--- START ---

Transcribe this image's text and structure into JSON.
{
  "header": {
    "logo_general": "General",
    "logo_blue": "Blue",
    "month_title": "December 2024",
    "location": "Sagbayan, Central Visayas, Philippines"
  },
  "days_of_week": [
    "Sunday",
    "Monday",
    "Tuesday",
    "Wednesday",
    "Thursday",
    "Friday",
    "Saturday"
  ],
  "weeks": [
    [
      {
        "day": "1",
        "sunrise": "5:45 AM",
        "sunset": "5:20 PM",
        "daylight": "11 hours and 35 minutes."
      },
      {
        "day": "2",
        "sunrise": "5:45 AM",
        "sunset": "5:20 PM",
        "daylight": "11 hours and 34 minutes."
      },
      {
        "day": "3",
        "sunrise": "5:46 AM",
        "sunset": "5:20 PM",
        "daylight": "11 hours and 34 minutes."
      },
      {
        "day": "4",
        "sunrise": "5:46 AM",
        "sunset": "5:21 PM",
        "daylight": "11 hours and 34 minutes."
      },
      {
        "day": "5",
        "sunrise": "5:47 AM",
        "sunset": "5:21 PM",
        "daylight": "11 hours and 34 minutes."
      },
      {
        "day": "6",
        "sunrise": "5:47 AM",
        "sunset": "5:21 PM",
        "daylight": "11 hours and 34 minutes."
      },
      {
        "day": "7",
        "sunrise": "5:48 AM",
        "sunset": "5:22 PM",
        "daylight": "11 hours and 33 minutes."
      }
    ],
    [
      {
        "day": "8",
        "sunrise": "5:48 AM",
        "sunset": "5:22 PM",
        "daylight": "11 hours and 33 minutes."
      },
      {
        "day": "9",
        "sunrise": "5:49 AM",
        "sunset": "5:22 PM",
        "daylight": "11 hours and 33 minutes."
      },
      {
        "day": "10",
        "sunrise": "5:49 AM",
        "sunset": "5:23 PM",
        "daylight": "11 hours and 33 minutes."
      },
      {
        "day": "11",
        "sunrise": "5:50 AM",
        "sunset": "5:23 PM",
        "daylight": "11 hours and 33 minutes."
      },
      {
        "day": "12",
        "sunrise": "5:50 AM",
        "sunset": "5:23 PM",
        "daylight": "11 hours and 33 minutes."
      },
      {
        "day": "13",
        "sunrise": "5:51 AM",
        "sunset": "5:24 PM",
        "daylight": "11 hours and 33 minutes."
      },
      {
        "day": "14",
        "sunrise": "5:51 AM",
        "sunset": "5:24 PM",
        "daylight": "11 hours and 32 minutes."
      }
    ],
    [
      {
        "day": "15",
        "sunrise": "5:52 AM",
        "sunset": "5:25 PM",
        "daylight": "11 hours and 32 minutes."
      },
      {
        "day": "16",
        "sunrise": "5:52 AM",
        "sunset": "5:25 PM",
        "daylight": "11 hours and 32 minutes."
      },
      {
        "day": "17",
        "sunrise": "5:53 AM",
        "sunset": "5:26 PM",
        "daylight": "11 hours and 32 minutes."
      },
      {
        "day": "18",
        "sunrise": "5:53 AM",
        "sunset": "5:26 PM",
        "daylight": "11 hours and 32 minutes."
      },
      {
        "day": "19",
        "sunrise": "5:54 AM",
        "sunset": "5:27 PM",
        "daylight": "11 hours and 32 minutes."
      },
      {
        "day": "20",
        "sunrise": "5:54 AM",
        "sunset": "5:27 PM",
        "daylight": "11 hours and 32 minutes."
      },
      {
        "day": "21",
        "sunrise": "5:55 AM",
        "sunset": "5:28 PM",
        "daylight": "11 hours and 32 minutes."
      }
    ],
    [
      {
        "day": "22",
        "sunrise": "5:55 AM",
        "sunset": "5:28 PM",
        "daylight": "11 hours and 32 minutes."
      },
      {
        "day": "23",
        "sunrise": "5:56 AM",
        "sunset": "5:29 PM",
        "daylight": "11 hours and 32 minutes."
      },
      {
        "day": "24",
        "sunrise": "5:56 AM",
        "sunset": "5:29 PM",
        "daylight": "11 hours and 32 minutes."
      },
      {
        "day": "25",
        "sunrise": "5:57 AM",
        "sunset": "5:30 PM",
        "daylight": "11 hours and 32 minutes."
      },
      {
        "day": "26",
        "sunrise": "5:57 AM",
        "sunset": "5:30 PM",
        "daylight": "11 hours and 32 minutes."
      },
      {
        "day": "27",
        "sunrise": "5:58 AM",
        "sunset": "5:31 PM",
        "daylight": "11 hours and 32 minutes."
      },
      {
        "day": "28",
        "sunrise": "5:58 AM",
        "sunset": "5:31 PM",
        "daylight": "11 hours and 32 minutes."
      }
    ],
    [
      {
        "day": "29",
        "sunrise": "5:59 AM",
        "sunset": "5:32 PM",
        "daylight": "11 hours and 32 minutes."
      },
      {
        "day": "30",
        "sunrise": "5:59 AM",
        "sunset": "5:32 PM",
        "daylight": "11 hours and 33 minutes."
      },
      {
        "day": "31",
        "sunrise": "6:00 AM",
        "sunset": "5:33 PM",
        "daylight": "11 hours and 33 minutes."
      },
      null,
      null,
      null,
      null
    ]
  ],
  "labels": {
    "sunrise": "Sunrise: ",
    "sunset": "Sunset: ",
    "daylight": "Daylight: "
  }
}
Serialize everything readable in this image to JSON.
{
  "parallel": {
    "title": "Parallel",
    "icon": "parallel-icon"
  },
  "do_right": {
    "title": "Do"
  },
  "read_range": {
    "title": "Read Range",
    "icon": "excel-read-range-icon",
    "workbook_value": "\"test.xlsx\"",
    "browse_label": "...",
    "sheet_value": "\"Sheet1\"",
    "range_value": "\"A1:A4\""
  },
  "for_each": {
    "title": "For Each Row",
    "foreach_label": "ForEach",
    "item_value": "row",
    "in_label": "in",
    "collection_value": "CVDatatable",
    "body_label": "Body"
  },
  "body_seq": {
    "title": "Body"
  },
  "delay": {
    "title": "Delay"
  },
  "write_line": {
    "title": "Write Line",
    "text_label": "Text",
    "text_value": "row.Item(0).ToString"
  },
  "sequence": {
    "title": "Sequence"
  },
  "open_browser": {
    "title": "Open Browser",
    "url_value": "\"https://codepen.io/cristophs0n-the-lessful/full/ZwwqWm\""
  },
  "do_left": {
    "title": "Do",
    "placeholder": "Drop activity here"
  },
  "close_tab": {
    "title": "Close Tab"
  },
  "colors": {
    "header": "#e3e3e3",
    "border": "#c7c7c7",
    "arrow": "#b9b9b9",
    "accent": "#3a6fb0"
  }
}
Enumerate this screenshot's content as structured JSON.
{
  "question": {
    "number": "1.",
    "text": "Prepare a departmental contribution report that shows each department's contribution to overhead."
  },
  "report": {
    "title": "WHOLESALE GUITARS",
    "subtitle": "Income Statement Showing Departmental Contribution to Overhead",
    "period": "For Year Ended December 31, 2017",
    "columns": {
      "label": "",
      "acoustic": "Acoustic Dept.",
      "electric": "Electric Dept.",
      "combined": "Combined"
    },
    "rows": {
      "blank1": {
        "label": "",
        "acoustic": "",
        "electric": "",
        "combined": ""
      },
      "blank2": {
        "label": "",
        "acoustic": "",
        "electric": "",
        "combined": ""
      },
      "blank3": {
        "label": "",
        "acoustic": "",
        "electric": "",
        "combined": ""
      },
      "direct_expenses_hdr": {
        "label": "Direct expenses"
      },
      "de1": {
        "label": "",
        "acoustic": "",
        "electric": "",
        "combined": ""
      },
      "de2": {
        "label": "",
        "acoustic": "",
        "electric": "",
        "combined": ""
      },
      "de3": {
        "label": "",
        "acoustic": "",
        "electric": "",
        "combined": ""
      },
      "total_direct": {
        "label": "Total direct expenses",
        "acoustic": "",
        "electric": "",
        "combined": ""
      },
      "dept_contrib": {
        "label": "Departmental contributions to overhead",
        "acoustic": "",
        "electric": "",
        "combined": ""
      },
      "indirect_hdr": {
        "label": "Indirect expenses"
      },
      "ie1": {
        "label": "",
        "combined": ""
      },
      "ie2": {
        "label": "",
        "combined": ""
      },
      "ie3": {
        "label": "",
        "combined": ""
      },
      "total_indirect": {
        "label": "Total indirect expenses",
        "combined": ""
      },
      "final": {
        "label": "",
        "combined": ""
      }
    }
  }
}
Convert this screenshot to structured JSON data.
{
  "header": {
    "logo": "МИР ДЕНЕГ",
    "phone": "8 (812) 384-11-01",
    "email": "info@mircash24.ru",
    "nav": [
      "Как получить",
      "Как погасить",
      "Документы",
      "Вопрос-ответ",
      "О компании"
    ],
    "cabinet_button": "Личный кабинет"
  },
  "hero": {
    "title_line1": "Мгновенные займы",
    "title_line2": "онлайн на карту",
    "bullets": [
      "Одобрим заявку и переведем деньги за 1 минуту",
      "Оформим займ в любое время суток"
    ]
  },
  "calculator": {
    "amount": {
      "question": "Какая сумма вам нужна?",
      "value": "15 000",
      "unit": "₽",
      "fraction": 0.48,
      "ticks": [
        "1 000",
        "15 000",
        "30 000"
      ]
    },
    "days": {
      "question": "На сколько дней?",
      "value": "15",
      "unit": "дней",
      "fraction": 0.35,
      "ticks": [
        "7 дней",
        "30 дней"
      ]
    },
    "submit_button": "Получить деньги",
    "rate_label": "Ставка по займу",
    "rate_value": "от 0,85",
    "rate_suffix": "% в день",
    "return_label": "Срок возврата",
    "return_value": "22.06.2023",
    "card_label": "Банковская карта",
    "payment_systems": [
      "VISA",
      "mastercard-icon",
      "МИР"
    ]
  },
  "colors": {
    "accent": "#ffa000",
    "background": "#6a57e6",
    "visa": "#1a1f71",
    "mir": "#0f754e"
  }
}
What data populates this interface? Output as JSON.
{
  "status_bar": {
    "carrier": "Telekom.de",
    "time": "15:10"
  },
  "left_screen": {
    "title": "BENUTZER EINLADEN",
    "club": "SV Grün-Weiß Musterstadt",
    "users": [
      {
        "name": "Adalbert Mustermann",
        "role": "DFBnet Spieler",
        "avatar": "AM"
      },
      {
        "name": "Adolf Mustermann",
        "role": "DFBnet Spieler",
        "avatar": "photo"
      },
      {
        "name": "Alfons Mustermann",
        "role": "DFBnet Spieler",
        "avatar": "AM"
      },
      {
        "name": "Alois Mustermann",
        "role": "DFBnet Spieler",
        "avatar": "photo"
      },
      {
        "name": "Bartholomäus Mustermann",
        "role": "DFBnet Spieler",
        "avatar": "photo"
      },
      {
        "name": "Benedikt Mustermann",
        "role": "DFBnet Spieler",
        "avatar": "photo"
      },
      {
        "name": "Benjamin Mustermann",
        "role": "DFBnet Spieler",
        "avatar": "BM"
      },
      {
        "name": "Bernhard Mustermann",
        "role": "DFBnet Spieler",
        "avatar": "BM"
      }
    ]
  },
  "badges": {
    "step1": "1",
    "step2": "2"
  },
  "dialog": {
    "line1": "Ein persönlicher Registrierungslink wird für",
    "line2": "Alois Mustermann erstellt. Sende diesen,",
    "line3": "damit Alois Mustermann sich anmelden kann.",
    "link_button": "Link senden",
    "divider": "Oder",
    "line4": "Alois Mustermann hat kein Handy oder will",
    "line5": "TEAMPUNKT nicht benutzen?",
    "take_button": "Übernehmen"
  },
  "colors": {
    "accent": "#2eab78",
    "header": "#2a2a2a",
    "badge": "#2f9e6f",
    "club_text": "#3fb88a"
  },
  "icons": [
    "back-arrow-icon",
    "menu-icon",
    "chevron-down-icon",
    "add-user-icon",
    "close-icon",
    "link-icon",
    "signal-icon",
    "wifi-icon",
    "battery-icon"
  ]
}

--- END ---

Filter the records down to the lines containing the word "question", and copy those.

- RESPONSE TO THE TASK:
  "question": {
      "question": "Какая сумма вам нужна?",
      "question": "На сколько дней?",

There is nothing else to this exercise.